[vc_row][vc_column][vc_column_text]Web Editor: Donna Lowry
Children with autism often experience unexpected changes in behavior. It’s frustrating for parents. They turn to doctors for help, but explaining that behavior is often difficult. Now, technology developed at Georgia Tech could help.
Ron Oberleitner looks at video of his son on a computer screen and describes what he sees. “He’s starting to look outside here. He’s starting to cover up and he can lay around for hours, trying not to be outside.”
“From a child psychiatric issue, it might be an opportunity to help him move past that. But, to try to describe that to doctors is difficult.”
Fortunately, he has recorded it and other moments with his 14-year old autistic son, Robby. Recording autistic children isn’t new, but the technology to capture moments without continuously recording them is something developed a couple years ago at Georgia Tech’s College of Computing by Dr. Gregory Abowd.
Two of Abowd’s three children have autism. Oberleitner is C.E.O of Caring Technologies. He stumbled upon the idea while developing technology for a family video album. As he looked at video of one of his sons at 1 year of age, he noticed he was fine. Just eight months later, video showed obvious signs of autism that Abowd admits he missed at the time. Looking at the video made him realize how having visual records can be crucial to the parents of children with autism.
What he saw in his son was clear images clearly of his son’s regressive form of autism. That’s when he invented recording technology with a practical use called B.I. Capture. When the parent of an autistic child sees a behavior that a doctor or therapist should see, it’s already over. With B.I. Capture, they can press a button and record the time leading up to the incident and after, and then save it.
“We can now add a little comment right to the part of the video that tells a doctor, he’s biting his fingers here,” explained Oberleitner as he looks at more video of Robby.
When the two parents of autistic children, Oberleitner from Idaho and Abowd from Georgia, met at a conference, they knew they had to make B.I. Capture available to the public.
They know they’ve probably only scratched the surface with technology for families with autism and eventually for other uses in the home. For now, they hope to make a difference in homes like theirs with autistic children.
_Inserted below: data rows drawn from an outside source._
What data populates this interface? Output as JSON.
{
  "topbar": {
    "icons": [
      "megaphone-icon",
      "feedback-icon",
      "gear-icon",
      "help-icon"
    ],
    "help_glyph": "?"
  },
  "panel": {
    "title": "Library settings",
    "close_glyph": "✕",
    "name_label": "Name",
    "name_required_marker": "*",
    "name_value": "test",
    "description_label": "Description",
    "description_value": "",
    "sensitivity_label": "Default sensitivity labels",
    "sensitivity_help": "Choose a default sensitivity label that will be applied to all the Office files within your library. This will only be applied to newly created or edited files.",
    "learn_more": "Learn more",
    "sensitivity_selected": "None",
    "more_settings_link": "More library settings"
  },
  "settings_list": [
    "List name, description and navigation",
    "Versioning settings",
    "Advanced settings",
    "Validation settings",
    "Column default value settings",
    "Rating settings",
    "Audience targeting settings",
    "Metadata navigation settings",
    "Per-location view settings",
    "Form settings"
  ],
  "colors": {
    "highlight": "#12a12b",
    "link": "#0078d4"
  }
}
There’s more information on B.I. Capture and Caring Technologies https://www.caringtechnologies.com/CT/ by visiting their Web page.[/vc_column_text][/vc_column][/vc_row]